With news of Hurricane Earl possibly heading for North Carolina, my family perked up and started to pay attention. They have already begun evacuations on some of the islands in the Outer Banks area in preparation of Hurricane Earl expected to hit late Thursday night. Hurricanes are new phenomena for my family as today marks our one year anniversary moving down to North Carolina from the Upper Peninsula of Michigan which is vastly different weather conditions to deal with.
While we live pretty far inland, hurricanes can bring my area directly with high winds, flash flooding and tornado chains. Our first step to prepare for this possible hurricane was to check the computer for the path of Hurricane Earl. Then we had a discussion with the kids all about hurricanes, preparing for them, what we may expect from it and other small variables in-between. Today being Wednesday, a day before it is expected to hit, I will spend getting empty containers ready and filled with water as flash flooding and high winds could cause a power outage. I will make sure the cooler is washed and ready to use with the ice packs to keep our cold food items cold and make sure I have enough candles ready.
Our largest problem has to do with actual real concrete safety for tornado chains and flash flooding. We live in a small trailer on very low land next to woods and 30 feet from a creek bed. However this creek bed becomes a raging torrent of flooded river beds in flash floods, last fall coming dangerously close to our trailer. Our whole yard had flooded out last fall when receiving 4 days straight of heavy rains while I kept a nervous eye on the creek as the raging waters came about 15 feet from our home.
While there may not be much I can do now for safety from tornados nor flooding water, if we continue to stay in this home, is it desperately needed to start on plans for the future. This would require a shelter being built in a way that would also provide us with dry ground for protection from tornados. For the creek I would need to build up the banks so overflowing was not so easily done in heavy rains. Either by sand bags or using branches mortared with mud or something, undoubtedly the banks need to be built up.
I am not one for severe weather, they truly freak me out and the lack of safety our home provides is extremely un-nerving to me. Being so far inland when we moved here, I never dreamt of the low land presenting such a problem until our first flood. For now we can only prepare the best way we can in ensuring we have water, food and candles and hope for the best.
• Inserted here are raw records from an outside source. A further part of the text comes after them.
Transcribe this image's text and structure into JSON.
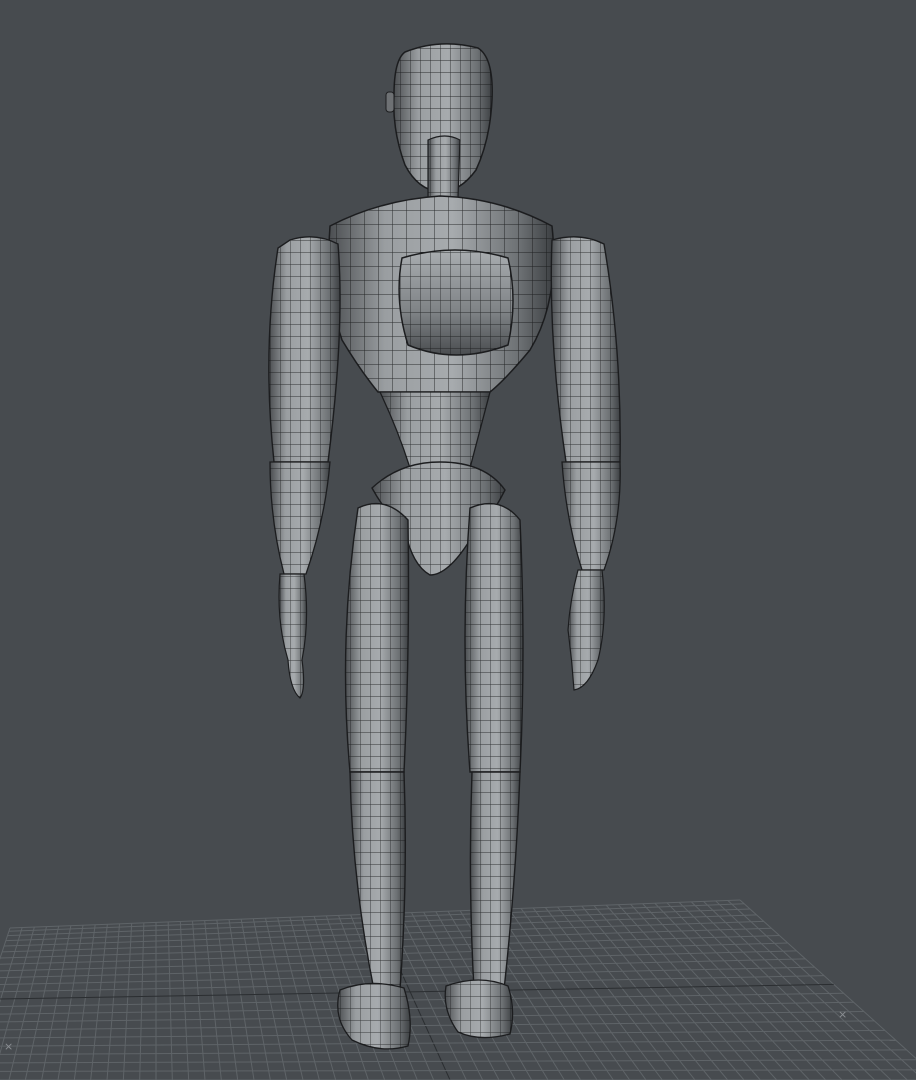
{
  "viewport": {
    "background_color": "#474b4f",
    "grid_color": "#5f6468",
    "grid_axis_color": "#2b2e31",
    "mesh_fill_color": "#8a8d90",
    "mesh_wire_color": "#151617",
    "axis_marker_icon": "x-axis-glyph"
  },
  "scene": {
    "object": "humanoid-mesh",
    "view": "back"
  }
}
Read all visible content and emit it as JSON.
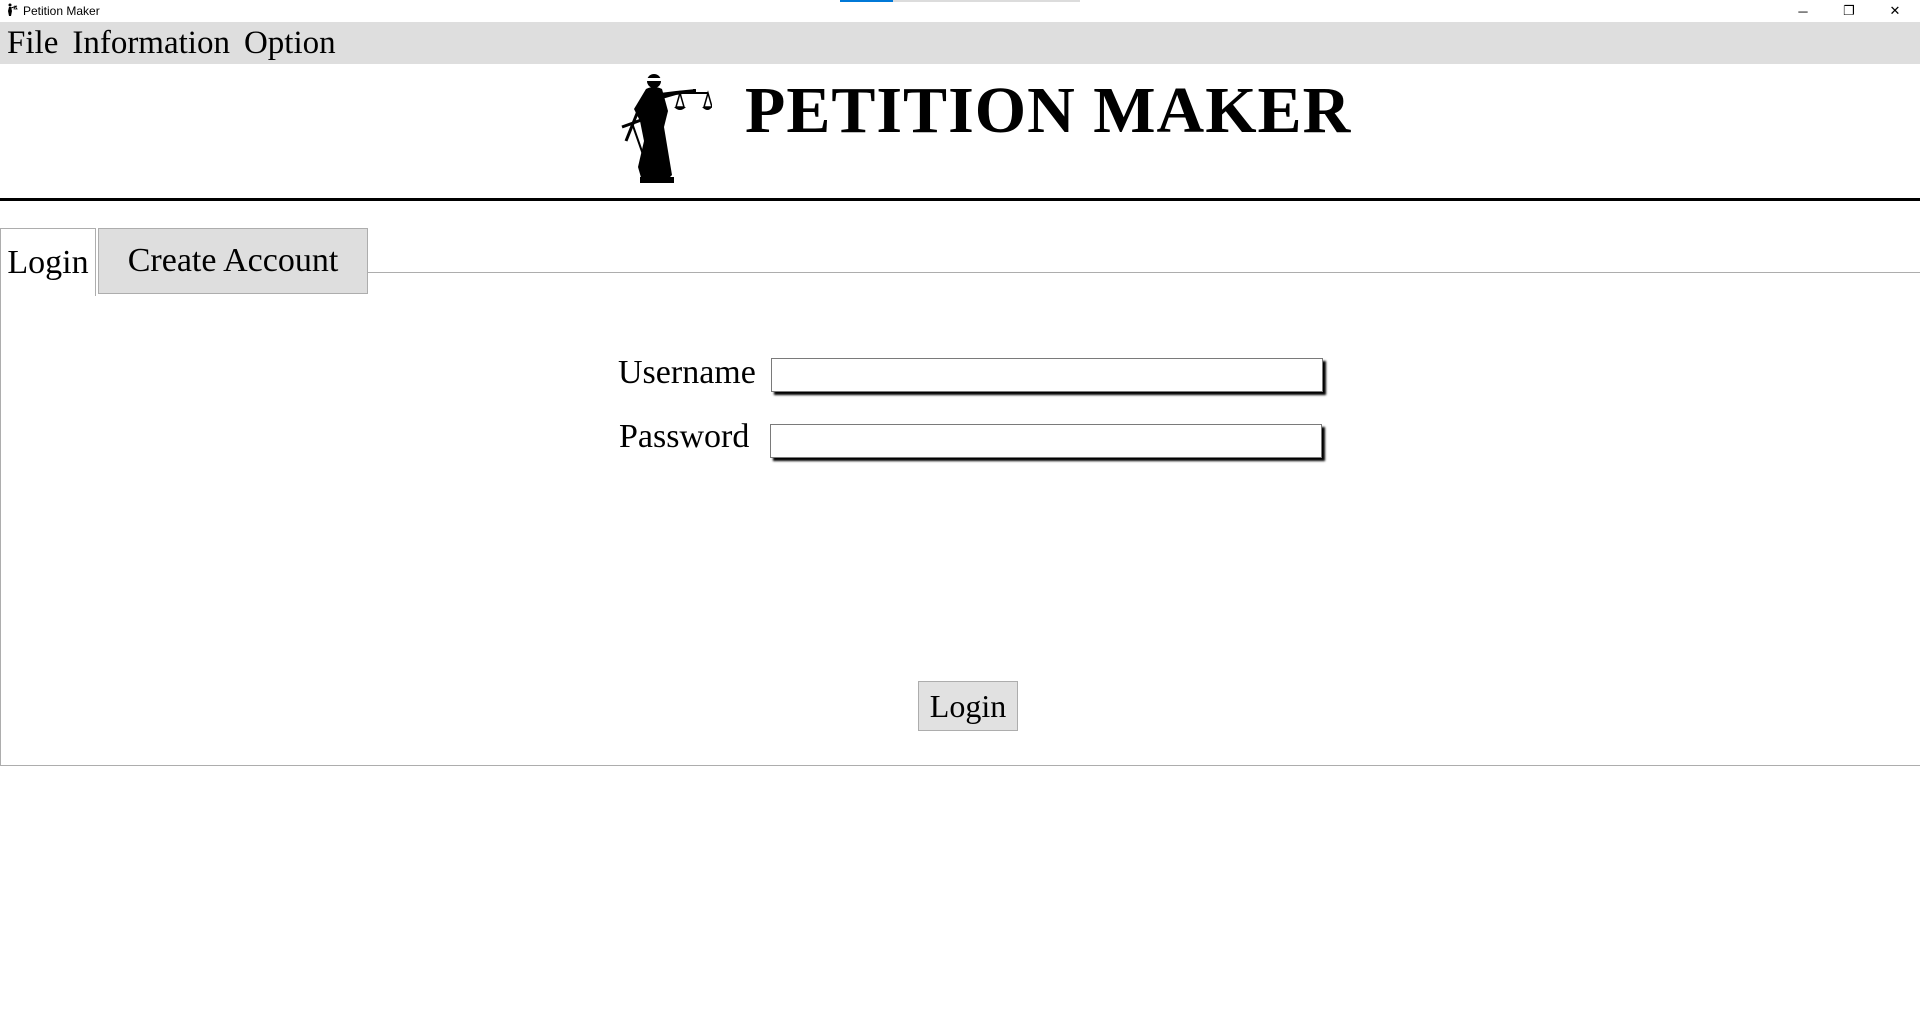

It may not be much, but it is about all we can do for now and only work towards a future plan that would provide the safety really needed. Hmmmmm I may want a boat!